But after the other lender rejected us, we went back to the credit union. I explained my reasoning for not wanting to close the accounts. And they eventually waived that requirement so we could proceed with the loan.
#5: Make sure to assess the cost before you sign the final paperwork
Once you get the initial approval during the underwriting process, you’ll move into closing. At that point, the lender should provide a Truth in Lending Disclosure. This tells you:
- What the final rate is that you qualify to receive
- What the monthly payment is
- How much the loan will cost, in total
These are all important factors to review. You want to make sure this loan provides the benefits you need before you complete the docu-sign. You want to:
- Make sure the rate is not notably higher than your original debt consolidation loan
- Check that the loan provides a monthly payment you can afford
- Make sure that the total cost is in line with your expectations.
In my case, the interest rate on the new loan was only 0.5% higher than the rate on my original consolidation loan. That means total cost will be slightly higher once all the debt is paid, but not significantly so. And the biggest benefit, once we reconsolidate the debt our total monthly debt payments are cut in half, which is what we needed.
Monthly payments versus total cost of repayment
You may be asking yourself why we chose to reconsolidate debt at a higher interest rate, even if it wasn’t much higher. The answer is all about monthly payment requirements. My husband went back to school last year, so our income fell. Until he graduates in 23 months, we need to cut back expenses in our budget so we don’t need to go crazy picking up side jobs.
In order to fix our monthly debt payments, we need to reconsolidate the loan. The new loan increased total cost, but dramatically decreased our monthly obligations. That was a tradeoff we were willing to make, especially because we have no intention of letting the consolidation loan run out its full term.
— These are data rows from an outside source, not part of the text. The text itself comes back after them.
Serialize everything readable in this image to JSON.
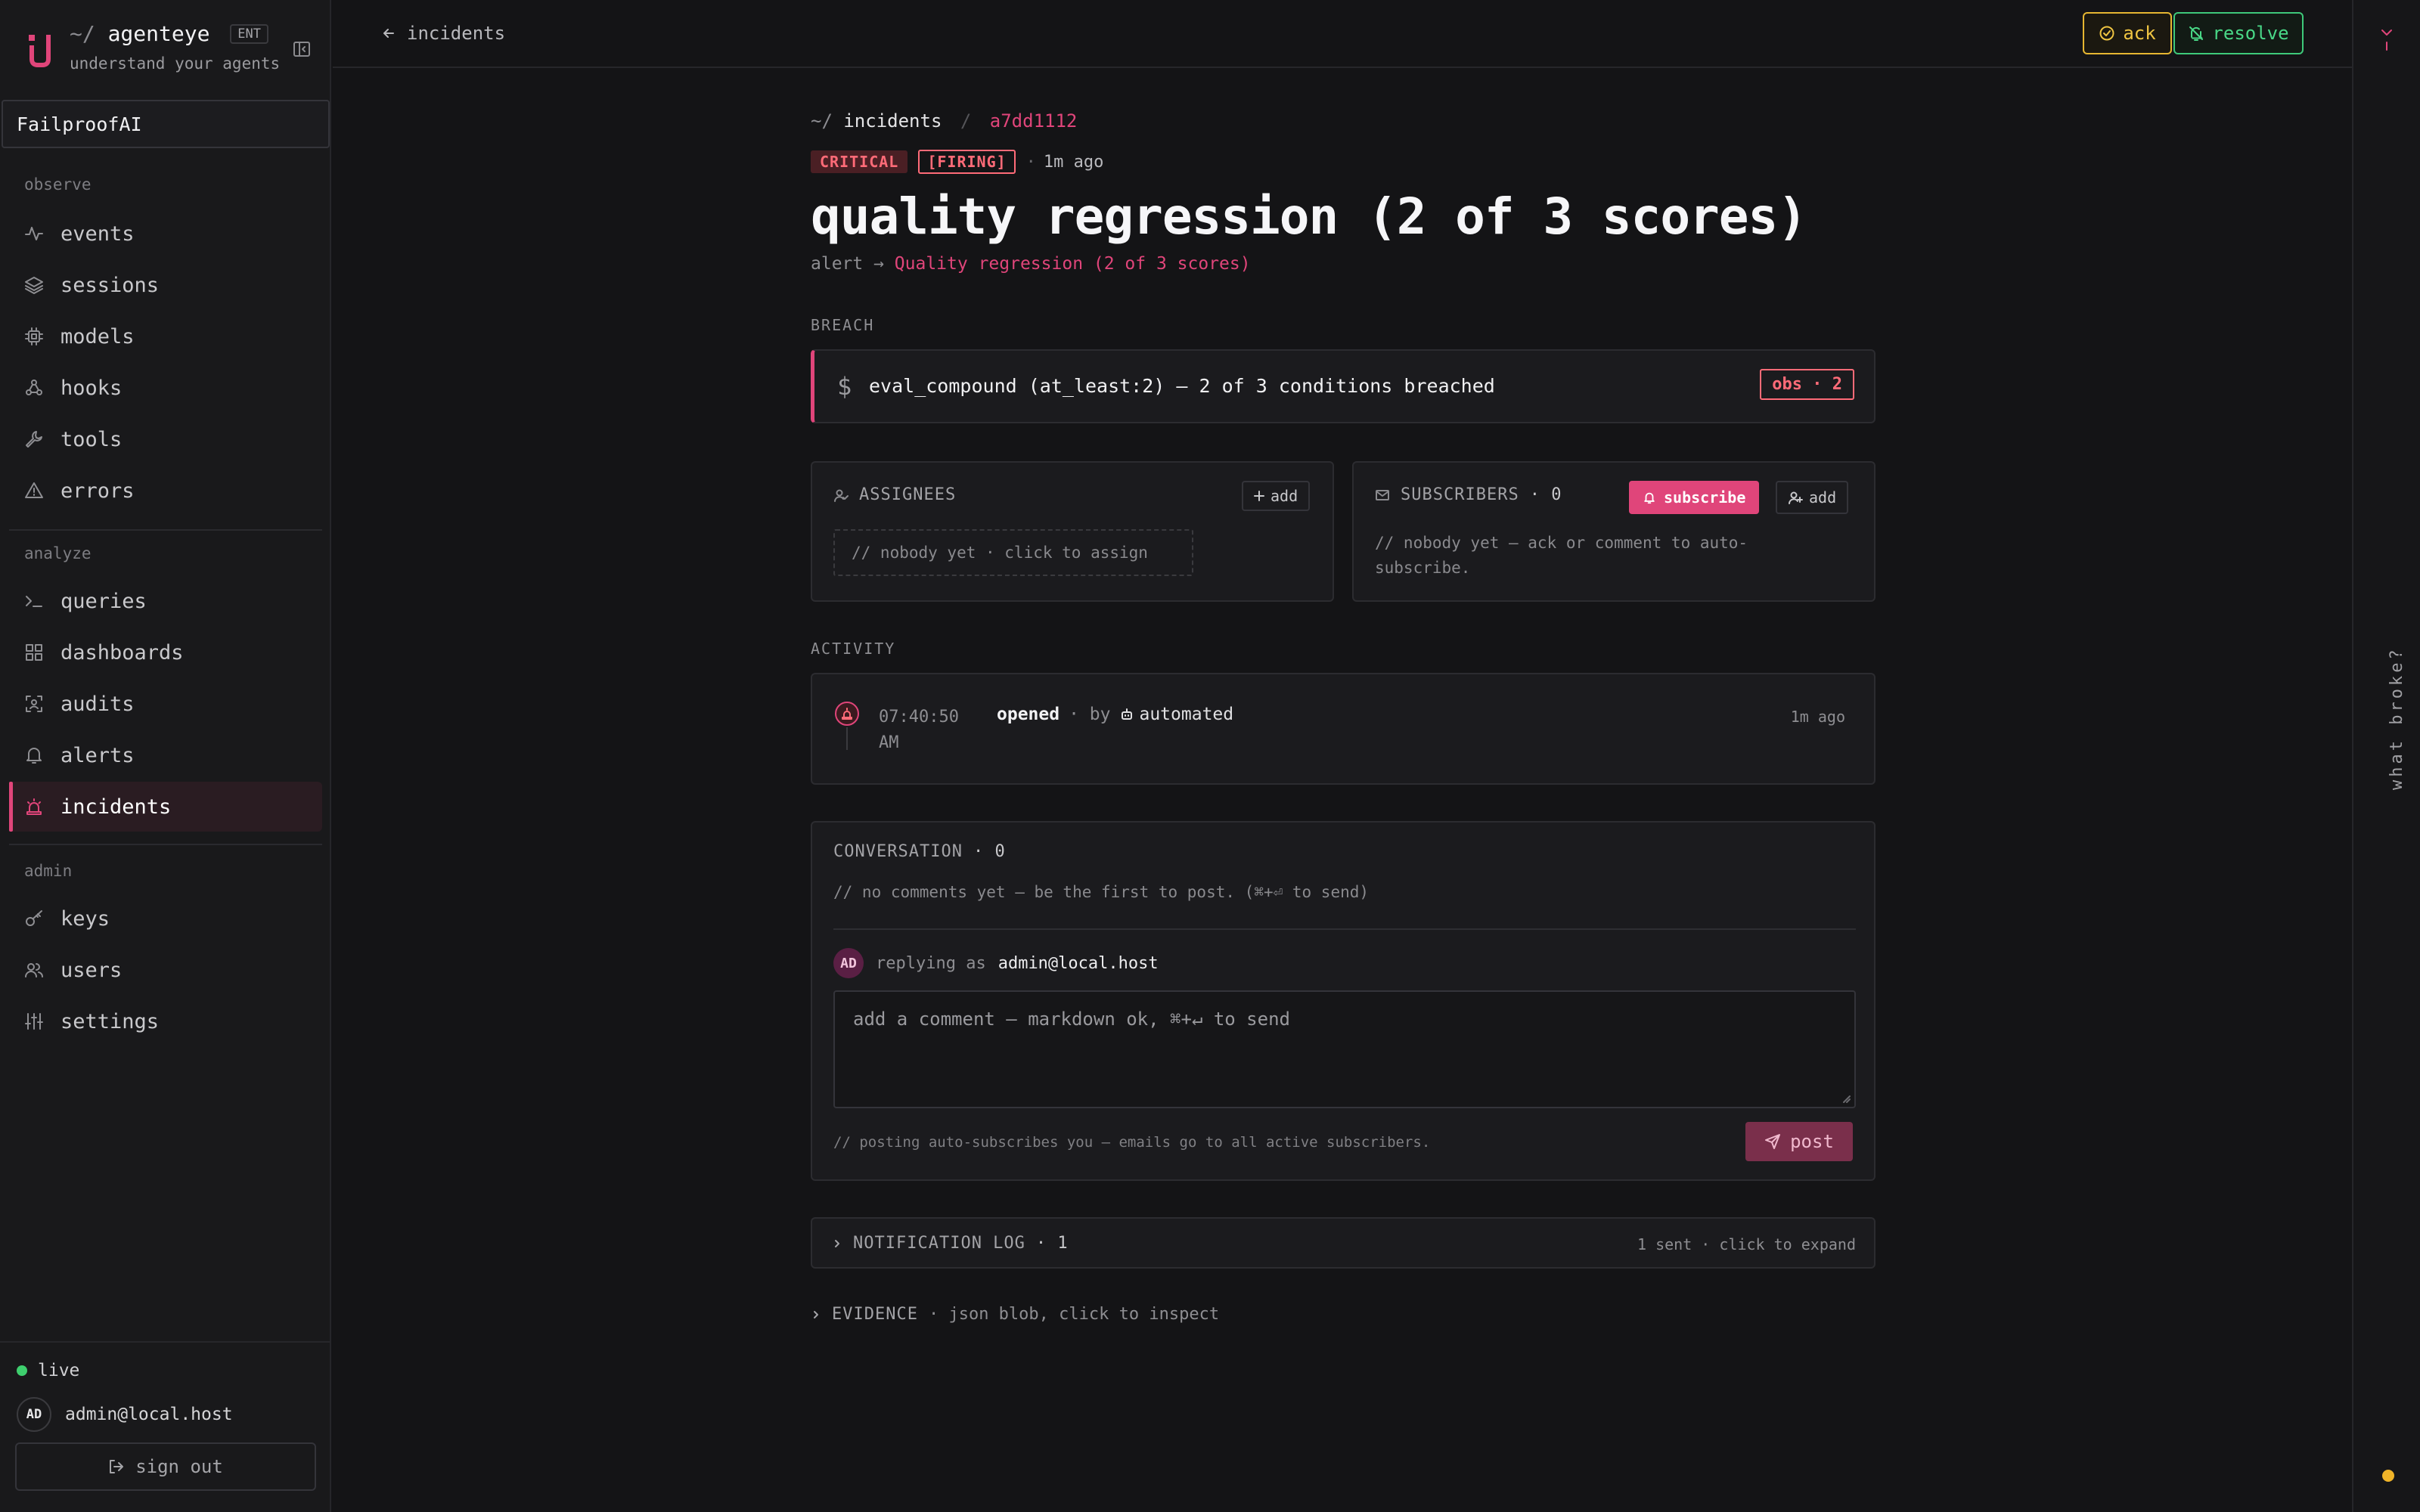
{
  "brand": {
    "prefix": "~/",
    "name": "agenteye",
    "badge": "ENT",
    "tagline": "understand your agents"
  },
  "org": "FailproofAI",
  "nav": {
    "sections": {
      "observe": "observe",
      "analyze": "analyze",
      "admin": "admin"
    },
    "items": [
      {
        "label": "events",
        "icon": "activity-icon"
      },
      {
        "label": "sessions",
        "icon": "layers-icon"
      },
      {
        "label": "models",
        "icon": "cpu-icon"
      },
      {
        "label": "hooks",
        "icon": "webhook-icon"
      },
      {
        "label": "tools",
        "icon": "wrench-icon"
      },
      {
        "label": "errors",
        "icon": "warning-icon"
      },
      {
        "label": "queries",
        "icon": "terminal-icon"
      },
      {
        "label": "dashboards",
        "icon": "grid-icon"
      },
      {
        "label": "audits",
        "icon": "scan-icon"
      },
      {
        "label": "alerts",
        "icon": "bell-icon"
      },
      {
        "label": "incidents",
        "icon": "siren-icon",
        "active": true
      },
      {
        "label": "keys",
        "icon": "key-icon"
      },
      {
        "label": "users",
        "icon": "users-icon"
      },
      {
        "label": "settings",
        "icon": "sliders-icon"
      }
    ]
  },
  "footer": {
    "status": "live",
    "avatar_initials": "AD",
    "user_email": "admin@local.host",
    "sign_out": "sign out"
  },
  "topbar": {
    "back_label": "incidents",
    "ack_label": "ack",
    "resolve_label": "resolve"
  },
  "rail": {
    "label": "what broke?"
  },
  "incident": {
    "breadcrumb_prefix": "~/",
    "breadcrumb_parent": "incidents",
    "breadcrumb_sep": "/",
    "id": "a7dd1112",
    "severity": "CRITICAL",
    "state": "[FIRING]",
    "age": "1m ago",
    "title": "quality regression (2 of 3 scores)",
    "alert_prefix": "alert →",
    "alert_name": "Quality regression (2 of 3 scores)"
  },
  "breach": {
    "section_label": "BREACH",
    "symbol": "$",
    "message": "eval_compound (at_least:2) — 2 of 3 conditions breached",
    "badge": "obs · 2"
  },
  "assignees": {
    "label": "ASSIGNEES",
    "add_label": "add",
    "empty": "// nobody yet · click to assign"
  },
  "subscribers": {
    "label": "SUBSCRIBERS",
    "count": "· 0",
    "subscribe_label": "subscribe",
    "add_label": "add",
    "empty": "// nobody yet — ack or comment to auto-subscribe."
  },
  "activity": {
    "section_label": "ACTIVITY",
    "time": "07:40:50 AM",
    "event": "opened",
    "by": "· by",
    "actor": "automated",
    "ago": "1m ago"
  },
  "conversation": {
    "label": "CONVERSATION",
    "count": "· 0",
    "empty": "// no comments yet — be the first to post. (⌘+⏎ to send)",
    "replying_as": "replying as",
    "reply_initials": "AD",
    "reply_email": "admin@local.host",
    "placeholder": "add a comment — markdown ok, ⌘+↵ to send",
    "hint": "// posting auto-subscribes you — emails go to all active subscribers.",
    "post_label": "post"
  },
  "notification_log": {
    "label": "NOTIFICATION LOG",
    "count": "· 1",
    "summary": "1 sent · click to expand"
  },
  "evidence": {
    "label": "EVIDENCE",
    "meta": "· json blob, click to inspect"
  },
  "colors": {
    "accent": "#e0457a",
    "critical": "#ff6b78",
    "ack": "#f0c542",
    "resolve": "#49d887",
    "live": "#3ecf6e"
  }
}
Once my husband gets a job, we’ll pay off the remaining balance faster. Since the consolidation has no early repayment penalties, we could plan ahead to do just that.